App and web page records:
= Beginning of Section =

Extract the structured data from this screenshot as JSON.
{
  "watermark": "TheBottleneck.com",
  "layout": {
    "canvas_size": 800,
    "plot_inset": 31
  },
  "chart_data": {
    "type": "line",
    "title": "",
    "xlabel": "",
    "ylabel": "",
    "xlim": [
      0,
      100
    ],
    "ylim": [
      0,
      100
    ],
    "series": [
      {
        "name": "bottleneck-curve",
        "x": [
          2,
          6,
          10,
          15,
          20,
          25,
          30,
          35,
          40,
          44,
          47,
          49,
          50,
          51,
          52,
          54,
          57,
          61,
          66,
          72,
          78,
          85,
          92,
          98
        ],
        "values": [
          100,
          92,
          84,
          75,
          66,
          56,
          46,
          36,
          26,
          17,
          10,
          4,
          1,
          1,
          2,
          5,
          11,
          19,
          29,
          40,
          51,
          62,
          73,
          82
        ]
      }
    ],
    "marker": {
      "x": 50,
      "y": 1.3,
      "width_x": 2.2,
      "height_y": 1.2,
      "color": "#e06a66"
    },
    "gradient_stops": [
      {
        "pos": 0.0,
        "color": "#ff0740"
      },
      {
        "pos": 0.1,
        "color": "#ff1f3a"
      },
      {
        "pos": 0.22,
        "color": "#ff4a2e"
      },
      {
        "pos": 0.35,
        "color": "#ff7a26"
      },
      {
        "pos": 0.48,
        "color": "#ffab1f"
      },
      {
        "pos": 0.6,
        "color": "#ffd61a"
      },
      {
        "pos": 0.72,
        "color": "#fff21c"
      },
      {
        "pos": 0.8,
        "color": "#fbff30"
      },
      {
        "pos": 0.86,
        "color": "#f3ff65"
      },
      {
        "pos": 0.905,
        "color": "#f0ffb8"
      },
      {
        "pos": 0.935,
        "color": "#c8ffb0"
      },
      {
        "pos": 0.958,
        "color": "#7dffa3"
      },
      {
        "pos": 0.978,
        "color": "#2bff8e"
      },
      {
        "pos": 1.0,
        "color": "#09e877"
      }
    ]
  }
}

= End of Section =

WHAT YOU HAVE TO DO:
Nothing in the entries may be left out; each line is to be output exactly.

OUTPUT FOR THIS TASK:
Extract the structured data from this screenshot as JSON.
{
  "watermark": "TheBottleneck.com",
  "layout": {
    "canvas_size": 800,
    "plot_inset": 31
  },
  "chart_data": {
    "type": "line",
    "title": "",
    "xlabel": "",
    "ylabel": "",
    "xlim": [
      0,
      100
    ],
    "ylim": [
      0,
      100
    ],
    "series": [
      {
        "name": "bottleneck-curve",
        "x": [
          2,
          6,
          10,
          15,
          20,
          25,
          30,
          35,
          40,
          44,
          47,
          49,
          50,
          51,
          52,
          54,
          57,
          61,
          66,
          72,
          78,
          85,
          92,
          98
        ],
        "values": [
          100,
          92,
          84,
          75,
          66,
          56,
          46,
          36,
          26,
          17,
          10,
          4,
          1,
          1,
          2,
          5,
          11,
          19,
          29,
          40,
          51,
          62,
          73,
          82
        ]
      }
    ],
    "marker": {
      "x": 50,
      "y": 1.3,
      "width_x": 2.2,
      "height_y": 1.2,
      "color": "#e06a66"
    },
    "gradient_stops": [
      {
        "pos": 0.0,
        "color": "#ff0740"
      },
      {
        "pos": 0.1,
        "color": "#ff1f3a"
      },
      {
        "pos": 0.22,
        "color": "#ff4a2e"
      },
      {
        "pos": 0.35,
        "color": "#ff7a26"
      },
      {
        "pos": 0.48,
        "color": "#ffab1f"
      },
      {
        "pos": 0.6,
        "color": "#ffd61a"
      },
      {
        "pos": 0.72,
        "color": "#fff21c"
      },
      {
        "pos": 0.8,
        "color": "#fbff30"
      },
      {
        "pos": 0.86,
        "color": "#f3ff65"
      },
      {
        "pos": 0.905,
        "color": "#f0ffb8"
      },
      {
        "pos": 0.935,
        "color": "#c8ffb0"
      },
      {
        "pos": 0.958,
        "color": "#7dffa3"
      },
      {
        "pos": 0.978,
        "color": "#2bff8e"
      },
      {
        "pos": 1.0,
        "color": "#09e877"
      }
    ]
  }
}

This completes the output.